    • Thoughts which are mixed with any of the feelings of emotions constitute a "magnetic" force which attracts other similar or related thoughts.
    • The law of autosuggestion, through which anyone may rise to altitudes of achievement which stagger the imagination, is well described in the following composition:

      If you think you are beaten, you are,
      If you think you dare not, you don't.
      If you like to win, but you think you can't,
      It is almost certain you won't.

      If you think you'll lose, you're lost
      For out of the world we find,
      Success begins with a person's will;
      It's all in the state of mind.

      If you think you are outclassed, you are,
      You've got to think high to rise,
      You've got to be sure of yourself before
      You can ever win a prize.

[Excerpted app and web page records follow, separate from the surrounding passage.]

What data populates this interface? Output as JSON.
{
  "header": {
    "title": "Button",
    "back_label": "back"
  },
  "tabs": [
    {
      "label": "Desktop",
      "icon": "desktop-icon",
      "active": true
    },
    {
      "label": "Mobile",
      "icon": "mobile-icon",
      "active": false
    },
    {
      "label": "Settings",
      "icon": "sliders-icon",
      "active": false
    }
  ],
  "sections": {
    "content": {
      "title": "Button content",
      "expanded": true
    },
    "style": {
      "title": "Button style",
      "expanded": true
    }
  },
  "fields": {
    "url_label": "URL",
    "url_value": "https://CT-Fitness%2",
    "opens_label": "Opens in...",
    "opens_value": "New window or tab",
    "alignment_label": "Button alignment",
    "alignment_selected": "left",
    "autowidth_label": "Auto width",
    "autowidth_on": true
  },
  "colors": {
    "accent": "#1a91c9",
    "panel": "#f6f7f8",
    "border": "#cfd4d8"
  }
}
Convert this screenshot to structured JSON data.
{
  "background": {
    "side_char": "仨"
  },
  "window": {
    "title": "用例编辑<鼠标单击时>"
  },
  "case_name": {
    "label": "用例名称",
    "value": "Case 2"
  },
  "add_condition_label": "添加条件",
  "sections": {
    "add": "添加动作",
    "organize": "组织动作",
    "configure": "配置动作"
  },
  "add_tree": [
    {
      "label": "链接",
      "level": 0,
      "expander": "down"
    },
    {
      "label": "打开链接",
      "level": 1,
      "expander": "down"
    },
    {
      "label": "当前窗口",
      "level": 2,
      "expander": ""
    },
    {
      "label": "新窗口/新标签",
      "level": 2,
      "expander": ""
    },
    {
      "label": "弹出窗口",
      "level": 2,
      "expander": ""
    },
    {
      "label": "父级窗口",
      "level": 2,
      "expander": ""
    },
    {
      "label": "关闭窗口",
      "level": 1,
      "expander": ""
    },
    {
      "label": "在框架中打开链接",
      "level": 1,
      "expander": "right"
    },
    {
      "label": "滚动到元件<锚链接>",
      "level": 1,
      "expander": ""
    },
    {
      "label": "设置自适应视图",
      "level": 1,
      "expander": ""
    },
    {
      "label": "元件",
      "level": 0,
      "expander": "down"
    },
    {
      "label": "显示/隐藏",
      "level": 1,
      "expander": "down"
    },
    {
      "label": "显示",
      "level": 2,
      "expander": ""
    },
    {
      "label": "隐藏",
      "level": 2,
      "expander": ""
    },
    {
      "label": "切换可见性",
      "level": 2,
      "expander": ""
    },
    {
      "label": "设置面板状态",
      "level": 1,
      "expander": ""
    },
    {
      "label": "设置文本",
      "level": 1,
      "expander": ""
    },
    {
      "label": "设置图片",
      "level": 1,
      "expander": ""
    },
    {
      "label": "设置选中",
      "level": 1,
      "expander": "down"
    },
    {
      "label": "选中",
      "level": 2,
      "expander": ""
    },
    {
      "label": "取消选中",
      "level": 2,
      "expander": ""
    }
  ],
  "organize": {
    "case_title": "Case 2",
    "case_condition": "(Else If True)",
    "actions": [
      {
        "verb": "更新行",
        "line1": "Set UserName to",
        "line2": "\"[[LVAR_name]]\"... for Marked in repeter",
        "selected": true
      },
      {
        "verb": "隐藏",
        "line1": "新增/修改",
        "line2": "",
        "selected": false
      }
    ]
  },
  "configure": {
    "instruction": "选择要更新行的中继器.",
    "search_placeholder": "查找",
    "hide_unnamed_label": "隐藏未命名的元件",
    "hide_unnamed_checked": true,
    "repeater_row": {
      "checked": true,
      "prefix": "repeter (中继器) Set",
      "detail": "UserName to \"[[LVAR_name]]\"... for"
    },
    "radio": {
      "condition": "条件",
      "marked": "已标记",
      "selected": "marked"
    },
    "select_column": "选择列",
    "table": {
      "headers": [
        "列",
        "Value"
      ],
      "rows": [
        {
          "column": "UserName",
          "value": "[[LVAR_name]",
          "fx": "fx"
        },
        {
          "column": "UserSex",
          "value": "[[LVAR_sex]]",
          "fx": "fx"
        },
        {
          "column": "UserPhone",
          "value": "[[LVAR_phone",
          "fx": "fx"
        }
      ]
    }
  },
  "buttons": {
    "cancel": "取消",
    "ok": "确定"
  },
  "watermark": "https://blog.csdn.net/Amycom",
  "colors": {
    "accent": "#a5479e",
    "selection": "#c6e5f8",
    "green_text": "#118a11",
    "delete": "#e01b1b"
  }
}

      Life's battles don't always go
      To the strongest or fastest woman or man,
      But sooner or later, those who win
      Are those WHO THINK THEY CAN!
    —Excerpts compiled from
    Think and Grow Rich: by Napoleon Hill; Fawcett Publications, Inc.;
    Greenwich, Connecticut; 1961; pages 48-73.
    This entry is located in the following unit: More Mental Control and Development?
    Yes, you can!
    (page 1)
    Think of any single number greater than zero; such as, 1 to 9.
    Multiply the number of your choice by 3. Add 1. Multiply by 3. Add the original number to the result.

    The answer will always end with 3. Delete the 3, and the remaining figure will be the original number that you started with.

    This entry is located in the following unit: Number Challenges (page 1)
    think tank (s) (noun), think tanks (pl)
    An organization which is made up of a group of people who reflect on and envisage new ideas for a particular subject or who give advice about what should be done in certain situations: The professor was asked to join the think tank so he could help the group come up with a solution to improve the deteriorating educational system.
    This entry is located in the following unit: English Words in Action, Group T (page 3)